#### Task item:
Can you pull out each line of the data below that includes the word "this"?

===============

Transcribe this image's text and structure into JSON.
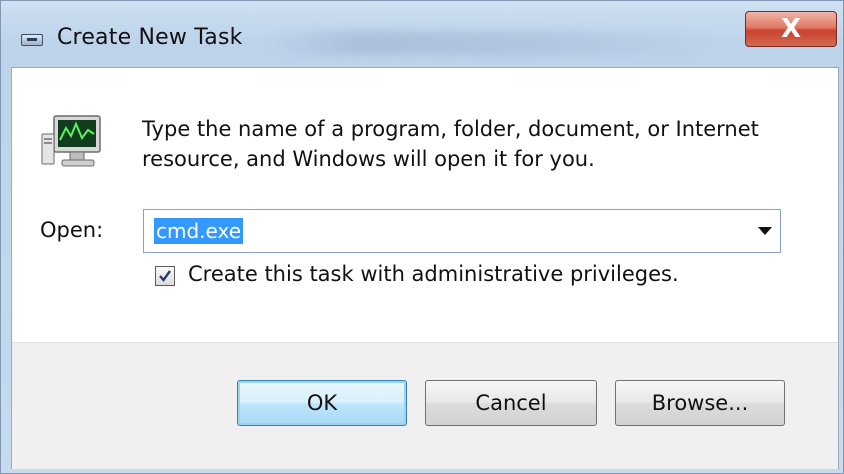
{
  "window": {
    "title": "Create New Task",
    "close_symbol": "X"
  },
  "icons": {
    "title_icon": "run-dialog-icon",
    "app_icon": "computer-monitor-icon",
    "close_icon": "close-icon",
    "dropdown_icon": "chevron-down-icon",
    "check_icon": "checkmark-icon"
  },
  "dialog": {
    "instruction_line1": "Type the name of a program, folder, document, or Internet",
    "instruction_line2": "resource, and Windows will open it for you.",
    "open_label": "Open:",
    "open_value": "cmd.exe",
    "admin_checkbox_label": "Create this task with administrative privileges.",
    "admin_checked": true
  },
  "buttons": {
    "ok": "OK",
    "cancel": "Cancel",
    "browse": "Browse..."
  },
  "colors": {
    "selection": "#3399ff",
    "close_button": "#c9422e",
    "frame": "#c7daee"
  }
}
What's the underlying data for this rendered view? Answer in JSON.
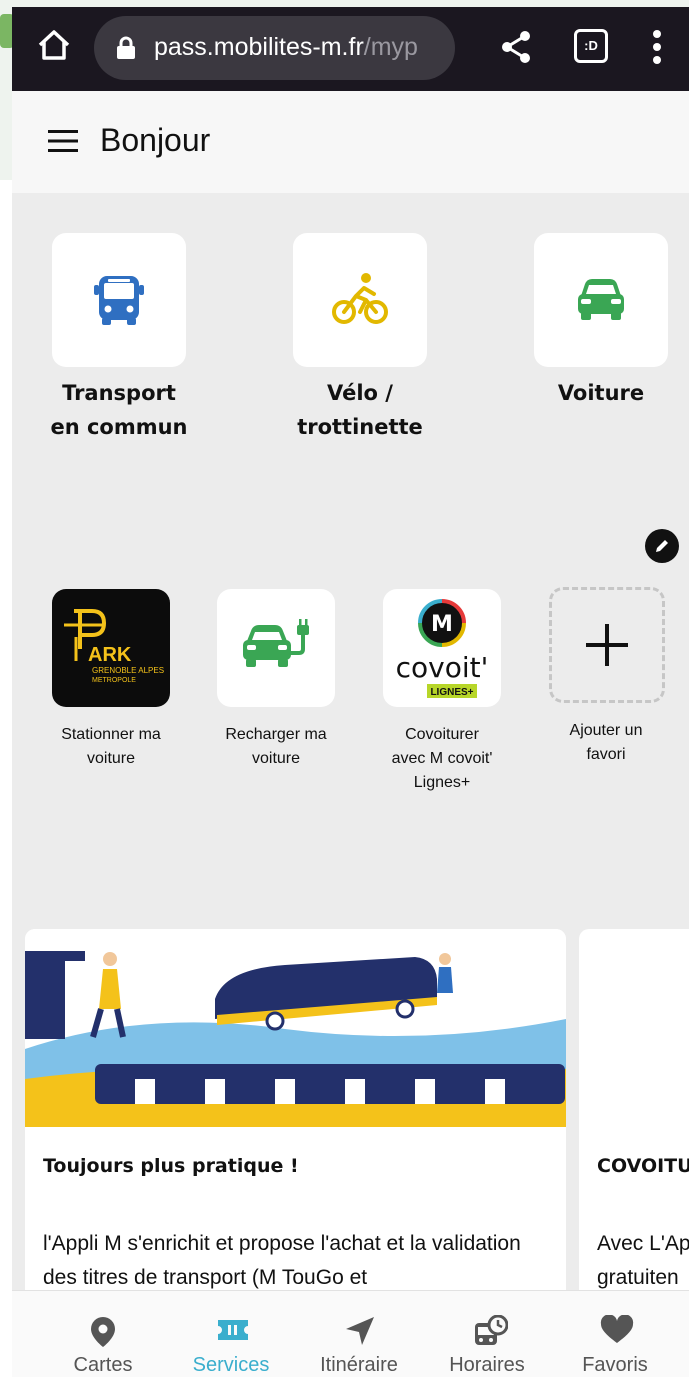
{
  "browser": {
    "url_host": "pass.mobilites-m.fr",
    "url_path": "/myp",
    "tab_badge": ":D"
  },
  "header": {
    "title": "Bonjour"
  },
  "modes": [
    {
      "line1": "Transport",
      "line2": "en commun",
      "icon": "bus-icon",
      "color": "#2f6fc1"
    },
    {
      "line1": "Vélo /",
      "line2": "trottinette",
      "icon": "bike-icon",
      "color": "#e2b800"
    },
    {
      "line1": "Voiture",
      "line2": "",
      "icon": "car-icon",
      "color": "#3aa654"
    }
  ],
  "favorites": [
    {
      "line1": "Stationner ma",
      "line2": "voiture",
      "line3": "",
      "logo_text": "ARK",
      "logo_sub1": "GRENOBLE ALPES",
      "logo_sub2": "METROPOLE"
    },
    {
      "line1": "Recharger ma",
      "line2": "voiture",
      "line3": ""
    },
    {
      "line1": "Covoiturer",
      "line2": "avec M covoit'",
      "line3": "Lignes+",
      "logo_m": "M",
      "logo_word": "covoit'",
      "logo_tag": "LIGNES+"
    },
    {
      "line1": "Ajouter un",
      "line2": "favori",
      "line3": ""
    }
  ],
  "news": [
    {
      "title": "Toujours plus pratique !",
      "body": "l'Appli M s'enrichit et propose l'achat et la validation des titres de transport (M TouGo et"
    },
    {
      "title": "COVOITU",
      "body": "Avec L'Ap gratuiten"
    }
  ],
  "bottom_nav": [
    {
      "label": "Cartes",
      "icon": "map-pin-icon",
      "active": false
    },
    {
      "label": "Services",
      "icon": "ticket-icon",
      "active": true
    },
    {
      "label": "Itinéraire",
      "icon": "navigation-arrow-icon",
      "active": false
    },
    {
      "label": "Horaires",
      "icon": "bus-clock-icon",
      "active": false
    },
    {
      "label": "Favoris",
      "icon": "heart-icon",
      "active": false
    }
  ],
  "colors": {
    "accent": "#3aaecd",
    "browser_bar": "#1b1720",
    "background": "#ececec"
  }
}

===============

#### Finished exercise:
Transcribe this image's text and structure into JSON.
    "admin_checkbox_label": "Create this task with administrative privileges.",
What's the underlying data for this rendered view? Answer in JSON.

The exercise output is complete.